The tight supply and soaring prices of new cars continue to have ripple effects on the market for used vehicles and on the companies that sell them. A set of disastrous financial results of the online used car company
highlights the problem.
Used vehicles and parts are more scarce because consumers who cannot find new cars to buy at rational prices keep their vehicles longer. Late Monday, Vroom said it lost 95 cents per share in the fourth quarter, more than Wall Street’s forecast of 77 cents, while gross profit per car sold fell nearly in half, to $473 from $878 a year ago. one year old. Vroom said the drop reflected higher acquisition costs for high-end vehicles, as well as higher refurbishment costs due to labor shortages and “high demand” for refurbishment services. third.
The larger-than-expected loss came even though revenue was $934.5 million, up 130% from a year ago, and ahead of Street’s consensus forecast of 901, $9 million. This includes $738.7 million from the company’s core e-commerce unit, up 159.2%. (The company also sells some cars wholesale and through more traditional outlets.) Vroom (ticker: VRM) sold 21,243 cars through the e-commerce segment during the quarter, up 92.7% from to the previous year.

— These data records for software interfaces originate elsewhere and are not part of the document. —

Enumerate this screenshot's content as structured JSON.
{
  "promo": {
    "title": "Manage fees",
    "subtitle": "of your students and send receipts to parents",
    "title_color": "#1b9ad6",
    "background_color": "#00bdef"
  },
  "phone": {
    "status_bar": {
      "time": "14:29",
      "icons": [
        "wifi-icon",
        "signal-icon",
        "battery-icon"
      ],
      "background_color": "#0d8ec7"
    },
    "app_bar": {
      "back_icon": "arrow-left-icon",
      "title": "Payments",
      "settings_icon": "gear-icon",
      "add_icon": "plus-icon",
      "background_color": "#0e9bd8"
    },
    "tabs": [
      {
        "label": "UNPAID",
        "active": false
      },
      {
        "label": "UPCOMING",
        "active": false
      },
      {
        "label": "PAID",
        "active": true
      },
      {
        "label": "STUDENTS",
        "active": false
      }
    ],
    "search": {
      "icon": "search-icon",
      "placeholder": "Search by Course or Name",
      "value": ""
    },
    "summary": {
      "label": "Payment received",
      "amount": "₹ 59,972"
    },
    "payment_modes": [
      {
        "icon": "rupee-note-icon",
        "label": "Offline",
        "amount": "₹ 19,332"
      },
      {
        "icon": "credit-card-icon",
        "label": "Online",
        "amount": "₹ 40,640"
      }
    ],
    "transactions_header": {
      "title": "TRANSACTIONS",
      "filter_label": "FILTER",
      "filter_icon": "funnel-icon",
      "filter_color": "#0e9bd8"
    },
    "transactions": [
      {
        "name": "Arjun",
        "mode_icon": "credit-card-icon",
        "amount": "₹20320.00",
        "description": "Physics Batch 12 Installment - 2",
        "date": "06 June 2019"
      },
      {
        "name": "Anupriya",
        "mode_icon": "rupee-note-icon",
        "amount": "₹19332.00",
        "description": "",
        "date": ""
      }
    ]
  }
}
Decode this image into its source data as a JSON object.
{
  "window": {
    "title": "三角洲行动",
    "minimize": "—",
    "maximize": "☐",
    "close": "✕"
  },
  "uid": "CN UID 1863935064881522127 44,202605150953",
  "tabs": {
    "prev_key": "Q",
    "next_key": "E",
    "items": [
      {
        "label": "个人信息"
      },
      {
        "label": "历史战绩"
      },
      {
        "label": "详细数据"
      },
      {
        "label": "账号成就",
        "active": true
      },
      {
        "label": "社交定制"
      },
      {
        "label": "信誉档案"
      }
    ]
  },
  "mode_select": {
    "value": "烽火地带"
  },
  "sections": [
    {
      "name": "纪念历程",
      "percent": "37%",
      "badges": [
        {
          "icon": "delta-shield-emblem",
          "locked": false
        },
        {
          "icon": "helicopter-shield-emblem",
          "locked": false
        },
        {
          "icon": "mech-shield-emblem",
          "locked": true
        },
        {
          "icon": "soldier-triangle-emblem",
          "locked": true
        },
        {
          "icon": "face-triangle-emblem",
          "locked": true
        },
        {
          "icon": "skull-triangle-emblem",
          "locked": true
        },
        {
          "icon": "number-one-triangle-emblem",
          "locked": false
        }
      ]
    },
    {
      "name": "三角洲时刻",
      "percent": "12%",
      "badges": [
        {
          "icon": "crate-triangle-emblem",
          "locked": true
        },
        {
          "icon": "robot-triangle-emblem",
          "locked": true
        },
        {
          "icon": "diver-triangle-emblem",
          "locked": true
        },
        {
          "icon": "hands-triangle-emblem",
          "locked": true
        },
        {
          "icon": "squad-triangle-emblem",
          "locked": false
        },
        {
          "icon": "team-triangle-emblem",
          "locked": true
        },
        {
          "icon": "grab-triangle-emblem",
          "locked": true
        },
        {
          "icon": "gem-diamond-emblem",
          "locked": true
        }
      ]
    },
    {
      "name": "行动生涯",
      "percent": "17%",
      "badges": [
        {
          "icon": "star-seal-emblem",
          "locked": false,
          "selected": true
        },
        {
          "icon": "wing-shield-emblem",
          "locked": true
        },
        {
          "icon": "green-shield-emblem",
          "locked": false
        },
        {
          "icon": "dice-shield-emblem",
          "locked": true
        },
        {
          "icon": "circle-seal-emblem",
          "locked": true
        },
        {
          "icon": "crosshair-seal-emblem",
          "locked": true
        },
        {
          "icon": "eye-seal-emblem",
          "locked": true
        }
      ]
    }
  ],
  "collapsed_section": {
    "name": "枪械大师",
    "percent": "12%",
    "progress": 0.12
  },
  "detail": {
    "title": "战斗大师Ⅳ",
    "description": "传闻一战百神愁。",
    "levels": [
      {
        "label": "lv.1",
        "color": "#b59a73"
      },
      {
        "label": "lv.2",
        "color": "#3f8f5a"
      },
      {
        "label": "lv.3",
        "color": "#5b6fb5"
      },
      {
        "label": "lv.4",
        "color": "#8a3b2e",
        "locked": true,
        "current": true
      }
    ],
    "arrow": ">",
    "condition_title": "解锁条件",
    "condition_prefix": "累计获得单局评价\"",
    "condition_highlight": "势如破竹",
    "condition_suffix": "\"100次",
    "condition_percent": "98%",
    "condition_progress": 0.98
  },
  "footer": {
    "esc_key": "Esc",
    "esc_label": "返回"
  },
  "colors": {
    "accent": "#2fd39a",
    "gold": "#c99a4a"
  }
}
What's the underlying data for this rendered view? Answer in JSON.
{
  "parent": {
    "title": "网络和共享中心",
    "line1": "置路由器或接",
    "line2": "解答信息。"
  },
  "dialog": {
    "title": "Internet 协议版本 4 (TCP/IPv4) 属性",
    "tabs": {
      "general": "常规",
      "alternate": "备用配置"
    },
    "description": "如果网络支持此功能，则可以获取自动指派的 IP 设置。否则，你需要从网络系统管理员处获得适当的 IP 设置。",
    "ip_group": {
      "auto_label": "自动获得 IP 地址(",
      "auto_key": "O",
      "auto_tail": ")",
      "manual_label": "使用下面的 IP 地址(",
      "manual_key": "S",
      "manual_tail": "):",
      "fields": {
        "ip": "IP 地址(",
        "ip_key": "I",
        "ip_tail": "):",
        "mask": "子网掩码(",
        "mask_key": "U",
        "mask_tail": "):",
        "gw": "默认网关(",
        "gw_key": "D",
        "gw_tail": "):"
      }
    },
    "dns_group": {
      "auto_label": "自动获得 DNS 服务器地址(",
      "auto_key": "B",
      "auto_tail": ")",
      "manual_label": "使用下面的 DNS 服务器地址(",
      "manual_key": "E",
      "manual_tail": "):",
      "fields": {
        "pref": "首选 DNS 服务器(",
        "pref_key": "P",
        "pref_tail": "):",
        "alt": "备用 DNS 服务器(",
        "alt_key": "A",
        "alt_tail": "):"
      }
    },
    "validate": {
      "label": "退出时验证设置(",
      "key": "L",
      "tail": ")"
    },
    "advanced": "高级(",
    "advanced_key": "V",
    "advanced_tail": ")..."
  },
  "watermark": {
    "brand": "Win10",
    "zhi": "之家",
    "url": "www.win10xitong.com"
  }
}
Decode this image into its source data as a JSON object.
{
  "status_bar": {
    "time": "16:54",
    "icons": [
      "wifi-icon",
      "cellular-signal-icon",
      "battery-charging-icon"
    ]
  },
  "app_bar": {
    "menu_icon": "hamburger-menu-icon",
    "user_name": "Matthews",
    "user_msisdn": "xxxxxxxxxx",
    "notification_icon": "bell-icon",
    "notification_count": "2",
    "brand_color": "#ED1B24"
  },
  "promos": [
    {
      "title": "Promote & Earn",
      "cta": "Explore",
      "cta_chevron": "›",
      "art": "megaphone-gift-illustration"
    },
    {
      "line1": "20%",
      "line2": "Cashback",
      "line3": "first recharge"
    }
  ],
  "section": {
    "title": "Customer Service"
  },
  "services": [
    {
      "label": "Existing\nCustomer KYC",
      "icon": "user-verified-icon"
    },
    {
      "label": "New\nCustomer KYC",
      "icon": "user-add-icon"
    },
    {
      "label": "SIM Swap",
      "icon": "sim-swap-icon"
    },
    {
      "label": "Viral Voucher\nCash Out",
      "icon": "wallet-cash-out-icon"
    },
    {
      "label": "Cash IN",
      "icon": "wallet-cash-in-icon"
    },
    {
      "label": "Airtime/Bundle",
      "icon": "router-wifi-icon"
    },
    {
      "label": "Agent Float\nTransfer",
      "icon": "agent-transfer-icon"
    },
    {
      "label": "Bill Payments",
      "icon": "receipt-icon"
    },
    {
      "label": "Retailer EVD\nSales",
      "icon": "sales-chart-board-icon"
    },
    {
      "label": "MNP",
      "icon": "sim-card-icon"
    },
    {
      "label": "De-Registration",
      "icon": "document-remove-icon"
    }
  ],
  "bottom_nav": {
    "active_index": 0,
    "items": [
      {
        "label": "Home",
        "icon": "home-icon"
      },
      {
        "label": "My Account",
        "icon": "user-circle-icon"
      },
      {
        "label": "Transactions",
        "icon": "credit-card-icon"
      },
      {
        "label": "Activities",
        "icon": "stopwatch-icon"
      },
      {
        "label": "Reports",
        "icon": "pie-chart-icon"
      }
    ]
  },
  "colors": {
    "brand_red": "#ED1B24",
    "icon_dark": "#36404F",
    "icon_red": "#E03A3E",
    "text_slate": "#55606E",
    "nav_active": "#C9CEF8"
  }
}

To make matters worse, Vroom sees first-quarter revenue of $875 million, well below Street’s previous consensus of $1.04 billion. Management expects e-commerce unit sales to be between 18,000 and 19,000.
In response to the news, Wells Fargo analyst Zachary Fadem downgraded his rating on the stock to Equal Weight from Overweight, cutting his price target to $6 from $16. “We find our Vroom bull case increasingly difficult to defend,” he said in a research note. The sharp drop in gross profit per vehicle was “another operational misstep in a long series of forgettable results” since the company went public in June 2020, he said.
“While we are admittedly (and embarrassingly) slow to see the writing on the wall, we believe the macro narrative is too difficult, the operational hurdles seem too great, and the long-term earnings trajectory too uncertain to continue. to recommend actions,” Fadem said.
JP Morgan analyst Rajat Gupta, who has a neutral rating on Vroom shares, said the company also missed Street’s estimates for earnings before interest, taxes, depreciation and amortization, with a loss of $120 million. dollars, beating Street’s projection of a loss of $98 million. . There seems little hope for a near-term improvement in investor sentiment, given inconsistent execution, high spending levels and an outlook “which remains uncertain in a constrained labor and logistics environment.”
Vroom went public in June 2020 at $22 per share. It opened at $40.24, closing at a record high of $73.87 in September of that year, but continued to fall further and further. On Tuesday, the stock was down 42%, at $3.53.
Write to Eric J. Savitz at [email protected]